“Writing is not just a process of creation. It is also a process of self-discovery” ― Cristina Istrati
Once a month a writing group meets at our local library. I’ve gone twice and I’m debating whether I should go to the subsequent meetings or not. They’re a lovely group of people, but none of them are writers. For them writing is a hobby and this group is really all about ego-stroking. They read their work and everyone claps and says how charming their story was and there’s no discussion of technique, where it needs improvement. and so forth.
It’s a shame because there’s a lot of potential among some of them, but they seem uninterested to delve into critiquing or any discussion of craft. I was tempted to bring in a short story so we could discuss it in detail, but I think my efforts would appear as if I’m attempting to disrupt the group. I already experienced that with another group unrelated to writing so it’s best I go with the flow.
How is this related to the above quote? I chose to read a chapter from Julius that I chucked out a couple of years ago when I decided that Julius needed to be redirected into a very different story. The meeting’s theme was about treasure and this section centered on an attic discovery. After I finished reading the piece, one member said, “This was a chuck out?” I explained that the story had dramatically changed and that much of what I had written was no longer needed. There were a lot of questions, and later, I was taken aside by one gentleman who said that the set up in the attic intrigued him, but was also interested to learn more about my fascination with the Rosenbergs and the Spanish Civil War.

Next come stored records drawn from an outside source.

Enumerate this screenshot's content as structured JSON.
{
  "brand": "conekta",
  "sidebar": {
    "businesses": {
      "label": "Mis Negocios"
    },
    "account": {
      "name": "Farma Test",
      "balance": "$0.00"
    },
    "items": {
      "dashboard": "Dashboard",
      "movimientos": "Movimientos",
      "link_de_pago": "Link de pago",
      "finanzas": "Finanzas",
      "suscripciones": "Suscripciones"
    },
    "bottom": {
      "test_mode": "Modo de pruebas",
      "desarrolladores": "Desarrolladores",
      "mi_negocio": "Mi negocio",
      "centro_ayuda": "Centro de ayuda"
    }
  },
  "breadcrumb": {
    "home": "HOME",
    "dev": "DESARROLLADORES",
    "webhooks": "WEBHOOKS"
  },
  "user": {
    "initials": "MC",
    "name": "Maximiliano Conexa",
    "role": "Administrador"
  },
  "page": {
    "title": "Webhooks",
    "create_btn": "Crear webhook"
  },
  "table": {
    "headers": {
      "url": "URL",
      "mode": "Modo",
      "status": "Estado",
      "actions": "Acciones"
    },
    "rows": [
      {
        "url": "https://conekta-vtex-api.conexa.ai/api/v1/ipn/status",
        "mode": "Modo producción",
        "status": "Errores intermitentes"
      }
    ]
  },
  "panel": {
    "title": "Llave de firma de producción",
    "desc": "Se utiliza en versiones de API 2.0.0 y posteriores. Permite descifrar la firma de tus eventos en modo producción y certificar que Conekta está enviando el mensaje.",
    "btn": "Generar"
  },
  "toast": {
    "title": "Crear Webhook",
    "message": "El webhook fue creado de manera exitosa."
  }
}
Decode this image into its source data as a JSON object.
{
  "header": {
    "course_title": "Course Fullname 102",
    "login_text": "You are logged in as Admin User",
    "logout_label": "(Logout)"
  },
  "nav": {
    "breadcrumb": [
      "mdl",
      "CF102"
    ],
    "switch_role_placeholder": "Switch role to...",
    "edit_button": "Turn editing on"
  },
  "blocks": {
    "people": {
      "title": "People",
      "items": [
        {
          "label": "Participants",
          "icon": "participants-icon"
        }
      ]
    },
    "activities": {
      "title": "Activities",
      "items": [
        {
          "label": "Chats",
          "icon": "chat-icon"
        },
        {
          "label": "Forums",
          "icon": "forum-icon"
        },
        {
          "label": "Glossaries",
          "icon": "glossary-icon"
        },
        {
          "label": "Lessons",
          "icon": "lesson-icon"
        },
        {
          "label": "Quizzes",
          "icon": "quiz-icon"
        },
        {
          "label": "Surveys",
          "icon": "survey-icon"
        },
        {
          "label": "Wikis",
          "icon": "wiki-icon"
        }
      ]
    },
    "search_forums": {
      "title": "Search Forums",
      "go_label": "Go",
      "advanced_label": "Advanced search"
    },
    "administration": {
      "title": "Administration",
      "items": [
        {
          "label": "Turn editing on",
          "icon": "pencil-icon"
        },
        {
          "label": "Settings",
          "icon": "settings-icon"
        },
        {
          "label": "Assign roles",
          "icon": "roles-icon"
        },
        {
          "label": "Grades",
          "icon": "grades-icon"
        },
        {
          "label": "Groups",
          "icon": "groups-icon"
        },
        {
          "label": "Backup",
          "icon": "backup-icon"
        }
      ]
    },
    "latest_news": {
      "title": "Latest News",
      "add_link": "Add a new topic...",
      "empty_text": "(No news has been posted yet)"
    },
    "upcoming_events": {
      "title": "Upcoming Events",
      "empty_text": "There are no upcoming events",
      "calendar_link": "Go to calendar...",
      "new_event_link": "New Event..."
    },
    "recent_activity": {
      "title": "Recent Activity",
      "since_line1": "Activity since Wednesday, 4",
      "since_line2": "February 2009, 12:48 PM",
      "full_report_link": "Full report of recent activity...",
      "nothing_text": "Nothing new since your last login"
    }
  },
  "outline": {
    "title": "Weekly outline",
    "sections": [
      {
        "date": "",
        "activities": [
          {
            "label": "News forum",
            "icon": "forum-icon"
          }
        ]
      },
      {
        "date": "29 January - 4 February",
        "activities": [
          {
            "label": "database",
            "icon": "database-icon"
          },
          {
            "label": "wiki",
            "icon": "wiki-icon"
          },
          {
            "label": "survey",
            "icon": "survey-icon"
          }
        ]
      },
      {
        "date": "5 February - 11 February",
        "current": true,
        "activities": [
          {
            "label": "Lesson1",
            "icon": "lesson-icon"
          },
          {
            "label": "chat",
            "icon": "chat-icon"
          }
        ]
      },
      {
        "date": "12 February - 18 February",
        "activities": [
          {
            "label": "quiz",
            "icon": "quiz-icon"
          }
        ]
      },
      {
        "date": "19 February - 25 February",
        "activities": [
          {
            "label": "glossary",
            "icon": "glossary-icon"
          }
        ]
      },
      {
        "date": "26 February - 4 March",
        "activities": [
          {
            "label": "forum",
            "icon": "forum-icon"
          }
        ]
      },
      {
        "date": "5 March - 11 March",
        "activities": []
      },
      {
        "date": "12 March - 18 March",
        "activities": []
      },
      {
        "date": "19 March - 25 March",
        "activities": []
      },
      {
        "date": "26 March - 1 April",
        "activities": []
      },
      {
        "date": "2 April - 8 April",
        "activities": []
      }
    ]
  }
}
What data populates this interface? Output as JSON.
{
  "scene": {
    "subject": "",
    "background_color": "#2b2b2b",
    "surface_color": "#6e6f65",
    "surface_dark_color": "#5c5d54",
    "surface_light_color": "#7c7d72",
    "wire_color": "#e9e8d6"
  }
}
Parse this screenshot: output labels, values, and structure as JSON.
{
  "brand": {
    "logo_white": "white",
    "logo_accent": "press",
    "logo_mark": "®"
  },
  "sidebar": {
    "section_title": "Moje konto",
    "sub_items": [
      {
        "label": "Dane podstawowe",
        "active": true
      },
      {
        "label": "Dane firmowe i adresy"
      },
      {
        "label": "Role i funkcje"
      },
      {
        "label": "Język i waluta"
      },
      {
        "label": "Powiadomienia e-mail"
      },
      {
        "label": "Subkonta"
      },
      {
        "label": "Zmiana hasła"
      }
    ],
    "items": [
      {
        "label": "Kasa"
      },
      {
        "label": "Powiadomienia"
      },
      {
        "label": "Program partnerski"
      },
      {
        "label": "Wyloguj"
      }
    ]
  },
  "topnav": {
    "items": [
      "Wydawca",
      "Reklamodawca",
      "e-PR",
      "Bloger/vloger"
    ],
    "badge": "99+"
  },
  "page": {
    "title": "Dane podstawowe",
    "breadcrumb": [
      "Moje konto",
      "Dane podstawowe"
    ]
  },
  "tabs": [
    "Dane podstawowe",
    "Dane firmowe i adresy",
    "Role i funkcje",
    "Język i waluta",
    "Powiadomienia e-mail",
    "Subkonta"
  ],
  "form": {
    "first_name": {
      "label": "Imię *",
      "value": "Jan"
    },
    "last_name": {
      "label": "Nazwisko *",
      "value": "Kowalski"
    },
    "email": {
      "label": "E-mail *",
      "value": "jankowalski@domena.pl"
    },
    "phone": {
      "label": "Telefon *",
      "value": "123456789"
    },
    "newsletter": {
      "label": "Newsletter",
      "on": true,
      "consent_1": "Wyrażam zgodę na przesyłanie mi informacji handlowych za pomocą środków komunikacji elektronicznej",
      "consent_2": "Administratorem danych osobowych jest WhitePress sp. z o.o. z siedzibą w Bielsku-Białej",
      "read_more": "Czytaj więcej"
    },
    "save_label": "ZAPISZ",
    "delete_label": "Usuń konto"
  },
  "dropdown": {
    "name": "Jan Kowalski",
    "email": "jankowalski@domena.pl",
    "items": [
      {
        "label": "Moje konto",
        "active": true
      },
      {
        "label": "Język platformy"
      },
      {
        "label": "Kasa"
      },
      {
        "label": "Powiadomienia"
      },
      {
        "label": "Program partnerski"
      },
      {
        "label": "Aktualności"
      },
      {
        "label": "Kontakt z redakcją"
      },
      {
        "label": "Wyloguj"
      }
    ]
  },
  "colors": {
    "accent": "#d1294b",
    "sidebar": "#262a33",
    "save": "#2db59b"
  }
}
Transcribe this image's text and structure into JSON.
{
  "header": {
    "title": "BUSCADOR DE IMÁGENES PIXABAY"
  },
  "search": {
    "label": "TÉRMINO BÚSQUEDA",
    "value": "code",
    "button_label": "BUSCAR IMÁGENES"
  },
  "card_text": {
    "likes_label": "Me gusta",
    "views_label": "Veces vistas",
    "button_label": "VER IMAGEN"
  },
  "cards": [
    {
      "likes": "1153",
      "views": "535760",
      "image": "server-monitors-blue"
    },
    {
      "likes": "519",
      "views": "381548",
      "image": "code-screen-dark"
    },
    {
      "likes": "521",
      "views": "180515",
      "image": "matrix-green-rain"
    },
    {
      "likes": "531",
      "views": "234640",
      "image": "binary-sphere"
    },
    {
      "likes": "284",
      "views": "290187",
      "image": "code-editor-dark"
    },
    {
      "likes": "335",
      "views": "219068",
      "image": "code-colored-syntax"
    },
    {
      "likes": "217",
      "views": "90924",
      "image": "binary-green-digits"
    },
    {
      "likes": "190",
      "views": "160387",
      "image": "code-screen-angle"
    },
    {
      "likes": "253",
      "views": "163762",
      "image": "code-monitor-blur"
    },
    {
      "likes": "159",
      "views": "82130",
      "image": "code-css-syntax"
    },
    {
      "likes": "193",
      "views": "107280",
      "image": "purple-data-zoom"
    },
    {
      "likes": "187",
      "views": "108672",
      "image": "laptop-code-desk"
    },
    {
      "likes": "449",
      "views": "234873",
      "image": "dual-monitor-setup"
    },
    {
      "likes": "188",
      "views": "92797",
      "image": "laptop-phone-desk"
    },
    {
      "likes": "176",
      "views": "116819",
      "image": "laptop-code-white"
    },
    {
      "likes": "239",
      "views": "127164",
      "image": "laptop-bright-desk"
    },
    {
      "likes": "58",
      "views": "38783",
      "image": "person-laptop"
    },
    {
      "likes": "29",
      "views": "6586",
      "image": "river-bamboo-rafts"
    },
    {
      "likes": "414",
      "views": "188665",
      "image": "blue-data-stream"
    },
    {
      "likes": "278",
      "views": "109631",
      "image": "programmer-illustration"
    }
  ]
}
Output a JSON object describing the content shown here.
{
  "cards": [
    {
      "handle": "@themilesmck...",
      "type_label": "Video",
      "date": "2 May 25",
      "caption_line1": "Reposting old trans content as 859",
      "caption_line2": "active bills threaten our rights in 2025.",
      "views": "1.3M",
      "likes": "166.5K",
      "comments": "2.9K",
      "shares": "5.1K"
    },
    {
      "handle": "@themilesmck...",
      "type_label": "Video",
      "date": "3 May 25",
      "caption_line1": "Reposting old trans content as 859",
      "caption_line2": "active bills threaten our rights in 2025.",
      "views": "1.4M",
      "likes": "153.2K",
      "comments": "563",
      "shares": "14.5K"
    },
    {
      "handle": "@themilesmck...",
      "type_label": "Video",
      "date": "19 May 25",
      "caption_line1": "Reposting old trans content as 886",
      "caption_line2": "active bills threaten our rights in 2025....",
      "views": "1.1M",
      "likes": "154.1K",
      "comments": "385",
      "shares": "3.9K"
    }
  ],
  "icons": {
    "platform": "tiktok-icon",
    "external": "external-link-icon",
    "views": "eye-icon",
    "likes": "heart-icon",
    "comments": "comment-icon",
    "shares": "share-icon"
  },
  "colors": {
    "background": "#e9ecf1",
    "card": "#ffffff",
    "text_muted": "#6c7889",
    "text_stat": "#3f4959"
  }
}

It was very satisfying to hear this, and after some mulling I realized that I’ve been beating myself up too much, listening to that snotty inner critic’s ridiculously high expectations. So onward I trudge to improve the story and hold all self-judgements at bay, but also to make new discoveries about myself through my writing.